Russo denies resisting arrest, calling the allegation “ridiculous.”
Police officers willing to arrest citizens and journalists for filming them is hardly a strictly Maui phenomena:
• In June 2011, Emily Good was arrested in Rochester, New York for filming a routine traffic stop from her home.
• In June 2012, Jennifer Gondola said police arrested her after she refused to hand over her iPhone, which she had used to film them making a separate arrest.
• In September 2012, New Jersey cops arrested 15-year-old Austin DeCaro after he began filming a traffic stop he was involved in.
And as just about every news story on Russo’s arrest has noted, this isn’t the first time Russo has run into trouble trying to film Maui police officers. On April 12, 2011, Russo attempted to film members of Duane “Dog the Bounty Hunter” Chapman shoot an episode for his then-still airing cable TV show. After being struck by one of Chapman’s security guys, Russo called the police. But when Russo tried to film Maui Police Officer Nelson Johnson, Johnson then struck Russo repeatedly.
The Maui PD statement on Russo’s arrest was also unusual. It starts out talking up Operation Recon, but the vast majority deals with Russo. Immediately after hearing of the arrest, Mauitime sent Ibarra an email at 11:58am asking for an official statement. He called back three minutes later, seemingly surprised at the arrest. He asked again for the name of our publisher, and said he’d get back to us.
Ibarra didn’t send out a statement until nearly 4pm that day. He also emailed the statement to Maui County Police Commissioners, various police and county officials and nearly every reporter and editor in the state of Hawaii (including the late Maui News City Editor and columnist Ed Tanjii, who died two months ago). Ibarra also very helpfully included a copy of Russo’s booking photo with the press release–all courtesies the Maui PD doesn’t extend to every individual they arrest.

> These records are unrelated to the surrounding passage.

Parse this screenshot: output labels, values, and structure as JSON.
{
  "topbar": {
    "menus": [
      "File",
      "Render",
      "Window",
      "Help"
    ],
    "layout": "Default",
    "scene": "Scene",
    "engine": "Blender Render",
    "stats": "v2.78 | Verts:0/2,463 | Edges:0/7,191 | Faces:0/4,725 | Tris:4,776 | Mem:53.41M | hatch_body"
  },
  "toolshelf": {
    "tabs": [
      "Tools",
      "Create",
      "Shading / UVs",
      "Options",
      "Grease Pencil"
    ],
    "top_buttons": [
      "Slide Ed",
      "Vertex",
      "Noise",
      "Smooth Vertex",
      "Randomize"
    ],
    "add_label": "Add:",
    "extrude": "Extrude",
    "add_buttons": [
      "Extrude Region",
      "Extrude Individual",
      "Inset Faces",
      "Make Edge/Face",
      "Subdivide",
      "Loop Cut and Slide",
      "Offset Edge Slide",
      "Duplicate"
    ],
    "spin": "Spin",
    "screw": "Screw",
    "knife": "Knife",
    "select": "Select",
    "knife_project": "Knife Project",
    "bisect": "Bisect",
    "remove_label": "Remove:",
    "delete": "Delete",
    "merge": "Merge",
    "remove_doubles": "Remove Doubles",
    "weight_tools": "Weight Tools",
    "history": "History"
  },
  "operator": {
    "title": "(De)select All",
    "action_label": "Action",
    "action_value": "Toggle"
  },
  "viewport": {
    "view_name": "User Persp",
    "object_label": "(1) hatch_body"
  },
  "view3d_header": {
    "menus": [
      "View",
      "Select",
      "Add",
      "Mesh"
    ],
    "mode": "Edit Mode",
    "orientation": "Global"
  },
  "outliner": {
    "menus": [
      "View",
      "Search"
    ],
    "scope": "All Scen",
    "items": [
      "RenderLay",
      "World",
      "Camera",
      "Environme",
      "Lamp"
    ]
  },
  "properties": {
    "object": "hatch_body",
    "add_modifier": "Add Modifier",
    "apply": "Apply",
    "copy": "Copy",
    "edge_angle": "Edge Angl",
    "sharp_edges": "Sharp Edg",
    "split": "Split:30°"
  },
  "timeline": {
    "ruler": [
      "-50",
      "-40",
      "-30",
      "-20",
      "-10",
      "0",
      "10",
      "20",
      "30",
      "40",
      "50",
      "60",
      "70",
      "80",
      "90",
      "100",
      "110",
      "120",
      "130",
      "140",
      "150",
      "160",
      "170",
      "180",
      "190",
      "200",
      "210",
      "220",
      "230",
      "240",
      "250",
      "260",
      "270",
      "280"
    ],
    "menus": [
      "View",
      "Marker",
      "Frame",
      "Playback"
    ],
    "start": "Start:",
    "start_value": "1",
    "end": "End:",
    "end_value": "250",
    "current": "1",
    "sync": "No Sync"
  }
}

But by then, The Maui News–which had apparently received the MPD’s statement hours before the rest of the state’s media–posted its own story on their website.
In any case, Russo posted $3,000 bail shortly after his arrest. He’s scheduled to appear in Wailuku court on Thursday, Dec. 27 at 10:30am.
And as blogger Carlos Miller noted, regardless of what happens to Russo, the issue of citizens filming cops will not go away.
“Cops have got to get used to the fact that we all have cameras,” he said. “In a way, we are all publishers. These cops have to learn basic customer service. If cops want to be respected, then they have to respect citizens. That’s basic human logic.”
See Russo’s arrest video at Mauifeed.com
About Anthony Pignataro
Anthony Pignataro has been a journalist since 1996. He started work as MauiTime's Editor in 2003, took a couple years off starting in 2008, then returned to the staff in 2011. He's the author of "Stealing Cars With The Pros," a 2013 collection of his journalism and the Maui novels "Small Island" (2011) and "The Dead Season" (2012)–all of which were published by Event Horizon Press. In 2014, his one-act play "War Stories" won second place in the Maui Fringe Festival.